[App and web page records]
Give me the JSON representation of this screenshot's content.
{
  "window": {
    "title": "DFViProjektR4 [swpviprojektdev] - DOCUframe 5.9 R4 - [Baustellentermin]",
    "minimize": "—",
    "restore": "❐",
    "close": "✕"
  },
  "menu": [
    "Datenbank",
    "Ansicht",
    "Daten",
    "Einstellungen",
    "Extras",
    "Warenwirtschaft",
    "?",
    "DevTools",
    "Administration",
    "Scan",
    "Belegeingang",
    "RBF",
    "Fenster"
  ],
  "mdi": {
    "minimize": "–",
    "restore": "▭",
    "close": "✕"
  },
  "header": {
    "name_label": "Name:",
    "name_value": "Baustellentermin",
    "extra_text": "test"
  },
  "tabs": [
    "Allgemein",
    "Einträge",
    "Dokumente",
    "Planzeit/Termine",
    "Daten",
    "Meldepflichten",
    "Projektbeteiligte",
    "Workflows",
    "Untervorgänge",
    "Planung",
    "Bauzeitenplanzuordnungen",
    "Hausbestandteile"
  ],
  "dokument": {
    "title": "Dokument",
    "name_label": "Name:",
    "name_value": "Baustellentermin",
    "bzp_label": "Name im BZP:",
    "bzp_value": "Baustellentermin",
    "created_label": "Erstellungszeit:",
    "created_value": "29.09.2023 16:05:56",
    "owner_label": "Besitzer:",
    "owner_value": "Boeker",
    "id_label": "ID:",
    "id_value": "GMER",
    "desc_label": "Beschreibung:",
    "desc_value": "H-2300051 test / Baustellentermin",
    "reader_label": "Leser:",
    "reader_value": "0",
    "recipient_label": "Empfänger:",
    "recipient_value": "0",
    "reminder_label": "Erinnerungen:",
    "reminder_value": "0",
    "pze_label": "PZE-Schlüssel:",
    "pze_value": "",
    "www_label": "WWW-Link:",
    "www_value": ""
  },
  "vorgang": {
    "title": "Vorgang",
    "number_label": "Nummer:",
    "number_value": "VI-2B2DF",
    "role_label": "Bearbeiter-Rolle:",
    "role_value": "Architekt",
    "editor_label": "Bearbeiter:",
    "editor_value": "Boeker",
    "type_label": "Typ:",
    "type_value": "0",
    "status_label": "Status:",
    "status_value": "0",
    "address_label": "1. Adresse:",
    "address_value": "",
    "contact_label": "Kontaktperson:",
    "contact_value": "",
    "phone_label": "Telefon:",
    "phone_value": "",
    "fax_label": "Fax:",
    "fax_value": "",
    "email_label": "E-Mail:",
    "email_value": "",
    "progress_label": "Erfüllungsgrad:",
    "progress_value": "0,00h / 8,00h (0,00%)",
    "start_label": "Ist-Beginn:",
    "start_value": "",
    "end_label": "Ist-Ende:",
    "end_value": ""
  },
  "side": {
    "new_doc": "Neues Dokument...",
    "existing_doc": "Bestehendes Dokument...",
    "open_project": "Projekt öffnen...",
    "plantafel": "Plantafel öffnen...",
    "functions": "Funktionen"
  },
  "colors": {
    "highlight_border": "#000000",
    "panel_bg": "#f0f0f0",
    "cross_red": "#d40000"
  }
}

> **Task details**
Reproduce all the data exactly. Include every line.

> **Answer for this exercise**
Give me the JSON representation of this screenshot's content.
{
  "window": {
    "title": "DFViProjektR4 [swpviprojektdev] - DOCUframe 5.9 R4 - [Baustellentermin]",
    "minimize": "—",
    "restore": "❐",
    "close": "✕"
  },
  "menu": [
    "Datenbank",
    "Ansicht",
    "Daten",
    "Einstellungen",
    "Extras",
    "Warenwirtschaft",
    "?",
    "DevTools",
    "Administration",
    "Scan",
    "Belegeingang",
    "RBF",
    "Fenster"
  ],
  "mdi": {
    "minimize": "–",
    "restore": "▭",
    "close": "✕"
  },
  "header": {
    "name_label": "Name:",
    "name_value": "Baustellentermin",
    "extra_text": "test"
  },
  "tabs": [
    "Allgemein",
    "Einträge",
    "Dokumente",
    "Planzeit/Termine",
    "Daten",
    "Meldepflichten",
    "Projektbeteiligte",
    "Workflows",
    "Untervorgänge",
    "Planung",
    "Bauzeitenplanzuordnungen",
    "Hausbestandteile"
  ],
  "dokument": {
    "title": "Dokument",
    "name_label": "Name:",
    "name_value": "Baustellentermin",
    "bzp_label": "Name im BZP:",
    "bzp_value": "Baustellentermin",
    "created_label": "Erstellungszeit:",
    "created_value": "29.09.2023 16:05:56",
    "owner_label": "Besitzer:",
    "owner_value": "Boeker",
    "id_label": "ID:",
    "id_value": "GMER",
    "desc_label": "Beschreibung:",
    "desc_value": "H-2300051 test / Baustellentermin",
    "reader_label": "Leser:",
    "reader_value": "0",
    "recipient_label": "Empfänger:",
    "recipient_value": "0",
    "reminder_label": "Erinnerungen:",
    "reminder_value": "0",
    "pze_label": "PZE-Schlüssel:",
    "pze_value": "",
    "www_label": "WWW-Link:",
    "www_value": ""
  },
  "vorgang": {
    "title": "Vorgang",
    "number_label": "Nummer:",
    "number_value": "VI-2B2DF",
    "role_label": "Bearbeiter-Rolle:",
    "role_value": "Architekt",
    "editor_label": "Bearbeiter:",
    "editor_value": "Boeker",
    "type_label": "Typ:",
    "type_value": "0",
    "status_label": "Status:",
    "status_value": "0",
    "address_label": "1. Adresse:",
    "address_value": "",
    "contact_label": "Kontaktperson:",
    "contact_value": "",
    "phone_label": "Telefon:",
    "phone_value": "",
    "fax_label": "Fax:",
    "fax_value": "",
    "email_label": "E-Mail:",
    "email_value": "",
    "progress_label": "Erfüllungsgrad:",
    "progress_value": "0,00h / 8,00h (0,00%)",
    "start_label": "Ist-Beginn:",
    "start_value": "",
    "end_label": "Ist-Ende:",
    "end_value": ""
  },
  "side": {
    "new_doc": "Neues Dokument...",
    "existing_doc": "Bestehendes Dokument...",
    "open_project": "Projekt öffnen...",
    "plantafel": "Plantafel öffnen...",
    "functions": "Funktionen"
  },
  "colors": {
    "highlight_border": "#000000",
    "panel_bg": "#f0f0f0",
    "cross_red": "#d40000"
  }
}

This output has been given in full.